UT San Diego, Scratch ‘n Sniff. By Linda Michaels, M.A., Del Mar Dog Trainer.
Dogs need “occupational therapy”. So says Dr. Ian Dunbar, DVM, Animal Behaviorist and puppy guru. If you don’t give your dog something to do, your dog will find something to do. Although dogs are genetically hard-wired to chew, some dogs like to chew more than others. You can help encourage your dog to be a happy, busy, life-long chewer who enjoys chewing appropriate items rather than your stuff.

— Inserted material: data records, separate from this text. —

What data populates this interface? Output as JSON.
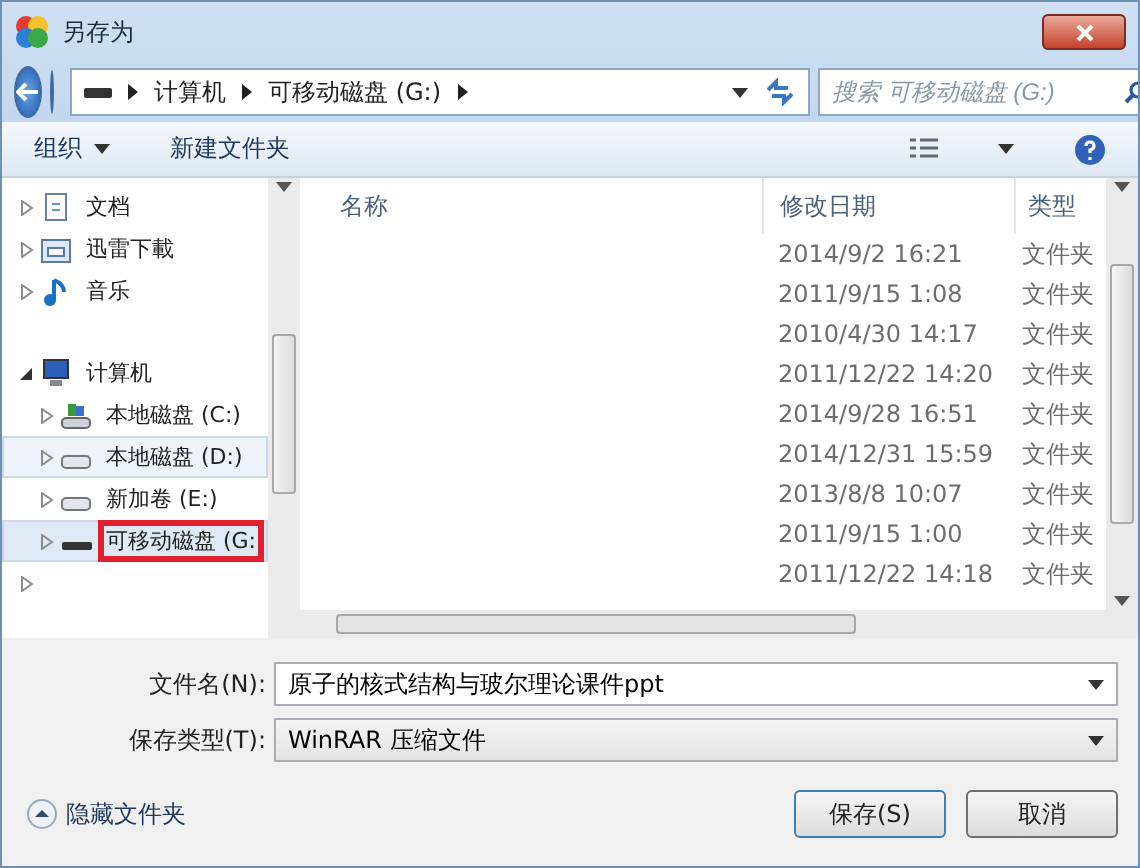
{
  "window": {
    "title": "另存为"
  },
  "address": {
    "path": [
      "计算机",
      "可移动磁盘 (G:)"
    ]
  },
  "search": {
    "placeholder": "搜索 可移动磁盘 (G:)"
  },
  "toolbar": {
    "organize": "组织",
    "new_folder": "新建文件夹"
  },
  "nav": [
    {
      "label": "文档",
      "kind": "document",
      "selected": false,
      "hover": false
    },
    {
      "label": "迅雷下載",
      "kind": "download",
      "selected": false,
      "hover": false
    },
    {
      "label": "音乐",
      "kind": "music",
      "selected": false,
      "hover": false
    },
    {
      "label": "计算机",
      "kind": "computer",
      "expanded": true,
      "selected": false,
      "hover": false,
      "children": [
        {
          "label": "本地磁盘 (C:)",
          "kind": "system-drive",
          "selected": false,
          "hover": false
        },
        {
          "label": "本地磁盘 (D:)",
          "kind": "drive",
          "selected": false,
          "hover": true
        },
        {
          "label": "新加卷 (E:)",
          "kind": "drive",
          "selected": false,
          "hover": false
        },
        {
          "label": "可移动磁盘 (G:",
          "kind": "removable",
          "selected": true,
          "hover": false,
          "marked": true
        }
      ]
    }
  ],
  "table": {
    "columns": [
      "名称",
      "修改日期",
      "类型"
    ],
    "rows": [
      {
        "modified": "2014/9/2 16:21",
        "type": "文件夹"
      },
      {
        "modified": "2011/9/15 1:08",
        "type": "文件夹"
      },
      {
        "modified": "2010/4/30 14:17",
        "type": "文件夹"
      },
      {
        "modified": "2011/12/22 14:20",
        "type": "文件夹"
      },
      {
        "modified": "2014/9/28 16:51",
        "type": "文件夹"
      },
      {
        "modified": "2014/12/31 15:59",
        "type": "文件夹"
      },
      {
        "modified": "2013/8/8 10:07",
        "type": "文件夹"
      },
      {
        "modified": "2011/9/15 1:00",
        "type": "文件夹"
      },
      {
        "modified": "2011/12/22 14:18",
        "type": "文件夹"
      }
    ]
  },
  "filename": {
    "label": "文件名(N):",
    "value": "原子的核式结构与玻尔理论课件ppt"
  },
  "filetype": {
    "label": "保存类型(T):",
    "value": "WinRAR 压缩文件"
  },
  "hide_folders": "隐藏文件夹",
  "buttons": {
    "save": "保存(S)",
    "cancel": "取消"
  }
}
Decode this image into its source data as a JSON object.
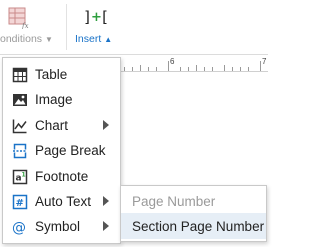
{
  "toolbar": {
    "conditions_label": "onditions",
    "insert_label": "Insert"
  },
  "ruler": {
    "labels": [
      "6",
      "7"
    ]
  },
  "insert_menu": {
    "items": [
      {
        "label": "Table",
        "icon": "table-icon",
        "has_submenu": false
      },
      {
        "label": "Image",
        "icon": "image-icon",
        "has_submenu": false
      },
      {
        "label": "Chart",
        "icon": "chart-icon",
        "has_submenu": true
      },
      {
        "label": "Page Break",
        "icon": "page-break-icon",
        "has_submenu": false
      },
      {
        "label": "Footnote",
        "icon": "footnote-icon",
        "has_submenu": false
      },
      {
        "label": "Auto Text",
        "icon": "auto-text-icon",
        "has_submenu": true
      },
      {
        "label": "Symbol",
        "icon": "symbol-icon",
        "has_submenu": true
      }
    ]
  },
  "auto_text_submenu": {
    "items": [
      {
        "label": "Page Number",
        "state": "disabled"
      },
      {
        "label": "Section Page Number",
        "state": "hover"
      }
    ]
  },
  "colors": {
    "accent": "#1a73c8",
    "green": "#2e9e3e",
    "disabled": "#9a9a9a",
    "hover_bg": "#e6eef6"
  }
}
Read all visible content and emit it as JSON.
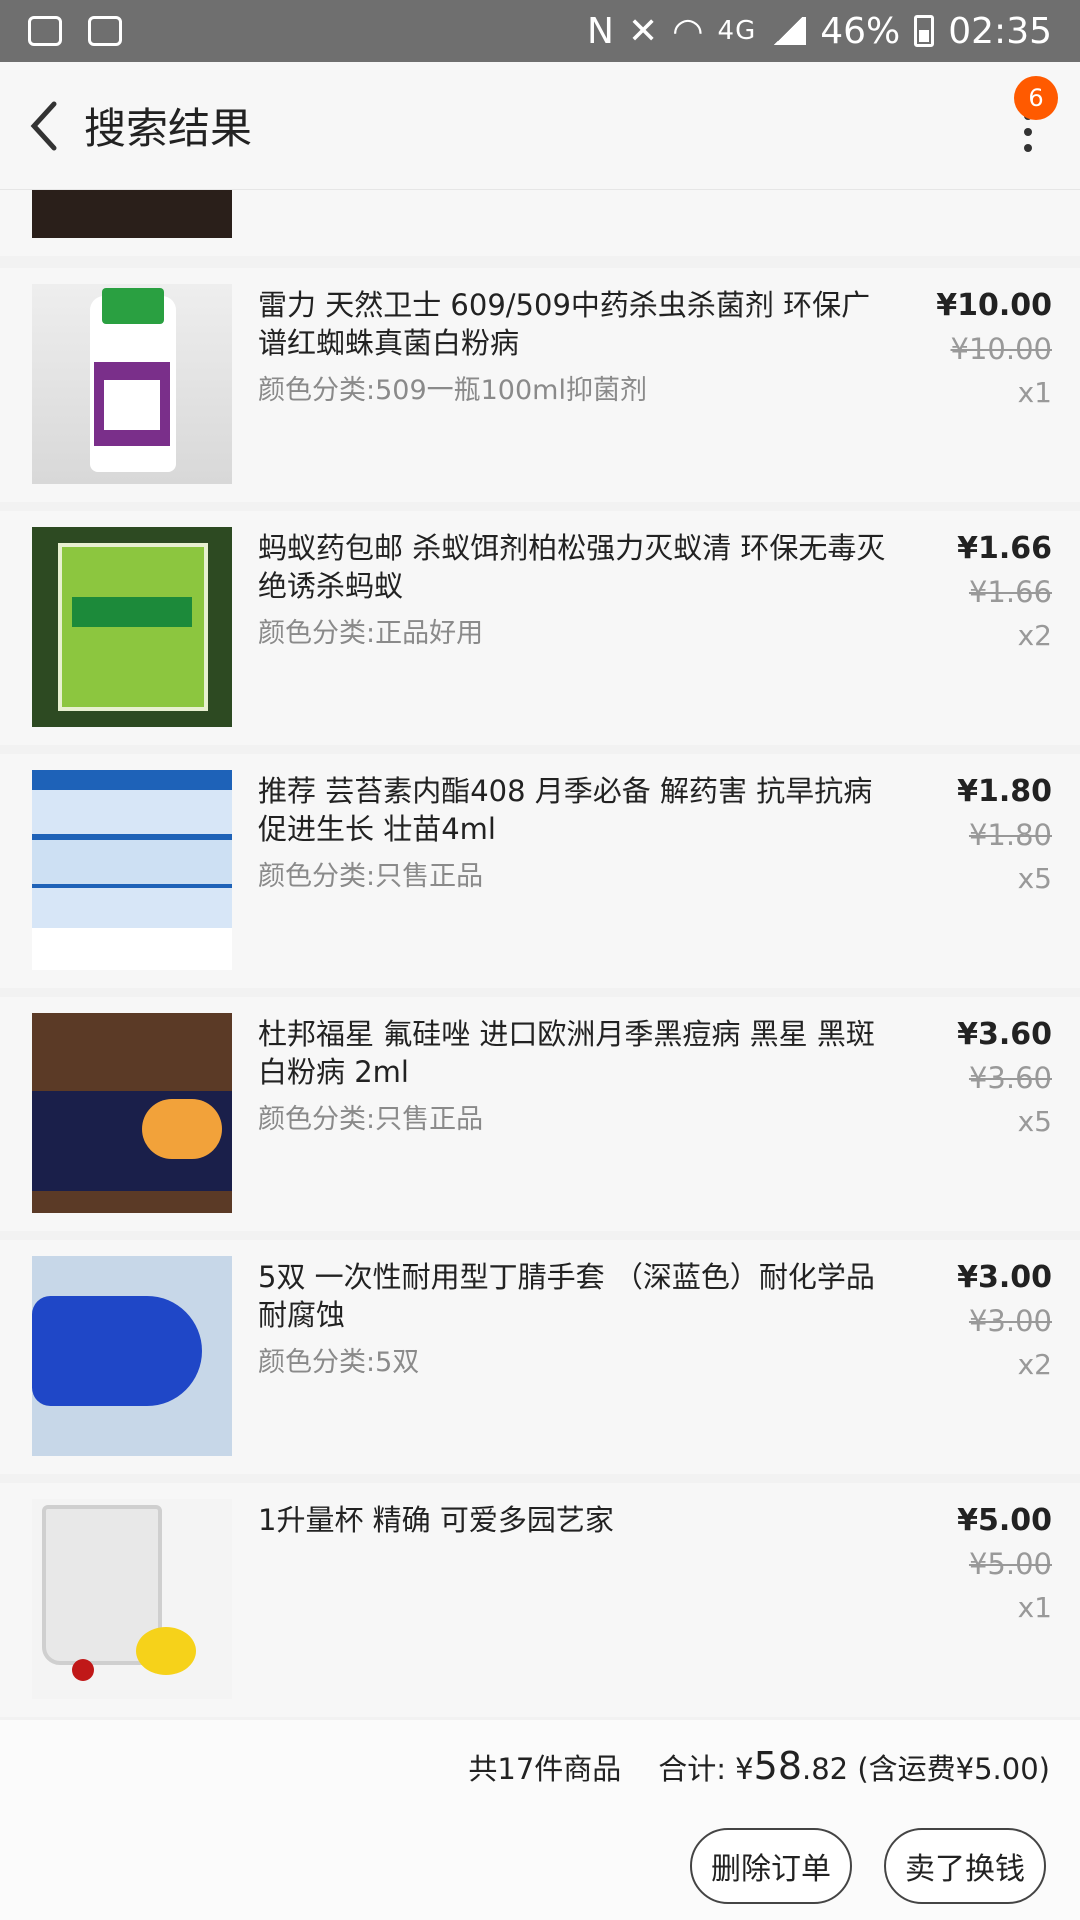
{
  "status_bar": {
    "network": "4G",
    "battery": "46%",
    "time": "02:35"
  },
  "header": {
    "title": "搜索结果",
    "badge_count": "6"
  },
  "items": [
    {
      "name": "雷力 天然卫士 609/509中药杀虫杀菌剂 环保广谱红蜘蛛真菌白粉病",
      "spec": "颜色分类:509一瓶100ml抑菌剂",
      "price": "¥10.00",
      "orig_price": "¥10.00",
      "qty": "x1"
    },
    {
      "name": "蚂蚁药包邮  杀蚁饵剂柏松强力灭蚁清 环保无毒灭绝诱杀蚂蚁",
      "spec": "颜色分类:正品好用",
      "price": "¥1.66",
      "orig_price": "¥1.66",
      "qty": "x2"
    },
    {
      "name": "推荐 芸苔素内酯408 月季必备 解药害 抗旱抗病促进生长 壮苗4ml",
      "spec": "颜色分类:只售正品",
      "price": "¥1.80",
      "orig_price": "¥1.80",
      "qty": "x5"
    },
    {
      "name": "杜邦福星 氟硅唑 进口欧洲月季黑痘病 黑星 黑斑白粉病 2ml",
      "spec": "颜色分类:只售正品",
      "price": "¥3.60",
      "orig_price": "¥3.60",
      "qty": "x5"
    },
    {
      "name": "5双 一次性耐用型丁腈手套 （深蓝色）耐化学品耐腐蚀",
      "spec": "颜色分类:5双",
      "price": "¥3.00",
      "orig_price": "¥3.00",
      "qty": "x2"
    },
    {
      "name": "1升量杯  精确  可爱多园艺家",
      "spec": "",
      "price": "¥5.00",
      "orig_price": "¥5.00",
      "qty": "x1"
    }
  ],
  "summary": {
    "count_text": "共17件商品",
    "total_label": "合计: ¥",
    "total_int": "58",
    "total_dec": ".82",
    "shipping": "(含运费¥5.00)"
  },
  "actions": {
    "delete_label": "删除订单",
    "sell_label": "卖了换钱"
  },
  "colors": {
    "badge": "#ff5a00",
    "statusbar": "#6f6f6f"
  }
}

Habits develop early and quickly, so start your training on the first day home regardless of your dog’s age.
The Joy of Chewing

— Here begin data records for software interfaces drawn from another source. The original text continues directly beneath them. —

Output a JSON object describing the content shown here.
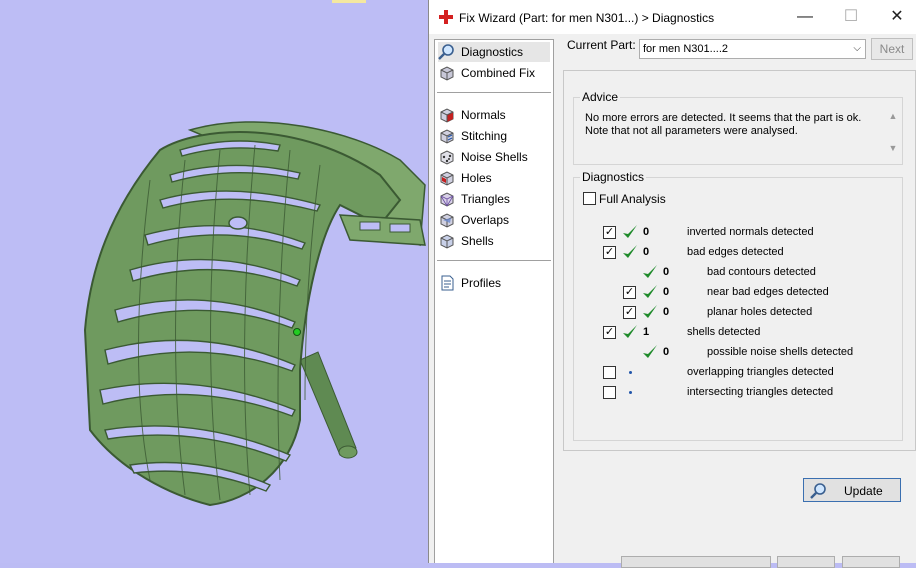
{
  "window": {
    "title": "Fix Wizard (Part: for men N301...) > Diagnostics",
    "minimize_glyph": "—",
    "maximize_glyph": "☐",
    "close_glyph": "✕"
  },
  "nav": {
    "items": [
      {
        "label": "Diagnostics",
        "icon": "magnifier-icon",
        "selected": true
      },
      {
        "label": "Combined Fix",
        "icon": "combined-fix-icon"
      },
      {
        "label": "Normals",
        "icon": "normals-cube-icon"
      },
      {
        "label": "Stitching",
        "icon": "stitching-cube-icon"
      },
      {
        "label": "Noise Shells",
        "icon": "noise-shells-icon"
      },
      {
        "label": "Holes",
        "icon": "holes-cube-icon"
      },
      {
        "label": "Triangles",
        "icon": "triangles-cube-icon"
      },
      {
        "label": "Overlaps",
        "icon": "overlaps-cube-icon"
      },
      {
        "label": "Shells",
        "icon": "shells-cube-icon"
      },
      {
        "label": "Profiles",
        "icon": "document-icon"
      }
    ]
  },
  "current_part": {
    "label": "Current Part:",
    "value": "for men N301....2",
    "next_label": "Next"
  },
  "advice": {
    "title": "Advice",
    "text": "No more errors are detected. It seems that the part is ok. Note that not all parameters were analysed."
  },
  "diagnostics": {
    "title": "Diagnostics",
    "full_analysis_label": "Full Analysis",
    "full_analysis_checked": false,
    "rows": [
      {
        "checkbox": true,
        "checked": true,
        "status": "ok",
        "count": "0",
        "label": "inverted normals detected",
        "indent": 0
      },
      {
        "checkbox": true,
        "checked": true,
        "status": "ok",
        "count": "0",
        "label": "bad edges detected",
        "indent": 0
      },
      {
        "checkbox": false,
        "checked": false,
        "status": "ok",
        "count": "0",
        "label": "bad contours detected",
        "indent": 1
      },
      {
        "checkbox": true,
        "checked": true,
        "status": "ok",
        "count": "0",
        "label": "near bad edges detected",
        "indent": 1
      },
      {
        "checkbox": true,
        "checked": true,
        "status": "ok",
        "count": "0",
        "label": "planar holes detected",
        "indent": 1
      },
      {
        "checkbox": true,
        "checked": true,
        "status": "ok",
        "count": "1",
        "label": "shells detected",
        "indent": 0
      },
      {
        "checkbox": false,
        "checked": false,
        "status": "ok",
        "count": "0",
        "label": "possible noise shells detected",
        "indent": 1
      },
      {
        "checkbox": true,
        "checked": false,
        "status": "pending",
        "count": "",
        "label": "overlapping triangles detected",
        "indent": 0
      },
      {
        "checkbox": true,
        "checked": false,
        "status": "pending",
        "count": "",
        "label": "intersecting triangles detected",
        "indent": 0
      }
    ],
    "update_label": "Update"
  },
  "colors": {
    "viewport_bg": "#bdbdf5",
    "model_green": "#6f9a5f",
    "check_green": "#1e8a2a",
    "title_icon_red": "#d42020"
  }
}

Chewing is a natural canine activity that relieves stress and teething pain, and is a great outlet for pent-up energy. Lucky for you, your dog can exhaust herself chewing on a great bone. Favorite chew-toys act as pacifiers. Chewing also helps distract your dog from engaging in other, unwanted, activities.
Chew-toy Management and Training

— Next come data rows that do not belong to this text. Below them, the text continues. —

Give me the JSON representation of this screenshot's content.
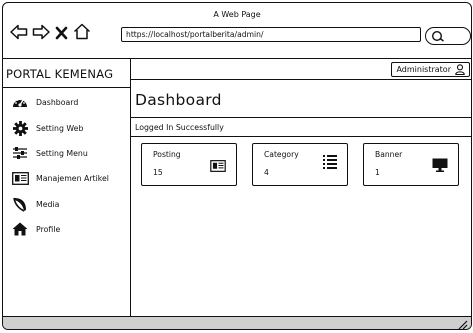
{
  "window": {
    "title": "A Web Page",
    "url": "https://localhost/portalberita/admin/"
  },
  "sidebar": {
    "title": "PORTAL KEMENAG",
    "items": [
      {
        "label": "Dashboard",
        "icon": "dashboard-gauge-icon"
      },
      {
        "label": "Setting Web",
        "icon": "gear-icon"
      },
      {
        "label": "Setting Menu",
        "icon": "sliders-icon"
      },
      {
        "label": "Manajemen Artikel",
        "icon": "newspaper-icon"
      },
      {
        "label": "Media",
        "icon": "leaf-icon"
      },
      {
        "label": "Profile",
        "icon": "home-icon"
      }
    ]
  },
  "header": {
    "user_label": "Administrator",
    "user_icon": "user-icon"
  },
  "main": {
    "title": "Dashboard",
    "alert": "Logged In Successfully",
    "cards": [
      {
        "label": "Posting",
        "value": "15",
        "icon": "newspaper-icon"
      },
      {
        "label": "Category",
        "value": "4",
        "icon": "list-icon"
      },
      {
        "label": "Banner",
        "value": "1",
        "icon": "monitor-icon"
      }
    ]
  }
}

A. Puppy-proof your home. Remove access to valuable items.
B. Design a Dog Zone using an x-pen and crate, or baby-gated area so you can run errands and sleep.
C. Supervise and redirect your puppy to her own chew toys if she gets off track. Reinforce/praise her for playing with her own chew toys.
D. Provide a Doggie Toy Box and rotate three of four favorite chew items every other day.
E. Use Bitter Apple, a non-toxic taste aversive, for items that cannot be protected.
What to Chew
Safe chewies should be as close to 100% digestible or 100% indestructible as you can find. Provide chew-toys stuffed with high-value foods. You may feed all food from chew- toys, until chew-toy trained. Long-lasting chewables include: bully stix, marrow and soup bones. Newly popular on the chew-scene are the adorable PlanetDog.com tuff chewies (some with mint flavor for fresher breath), Caviar Buffalo Jerky, duck, pork air-dried strips. Choose Made in the USA labels for higher quality control standards.
Linda Michaels, “Dog Psychologist,” MA, and Victoria Stilwell-licensed Del Mar dog trainer and speaker may be reached at 858.259.WOOF (9663) or by email: LindaMichaelsPositively@gmail.com for private obedience instruction and behavioral consultations near Del Mar and the San Diego Coast. Please visit us at DogPsychologistOnCall.com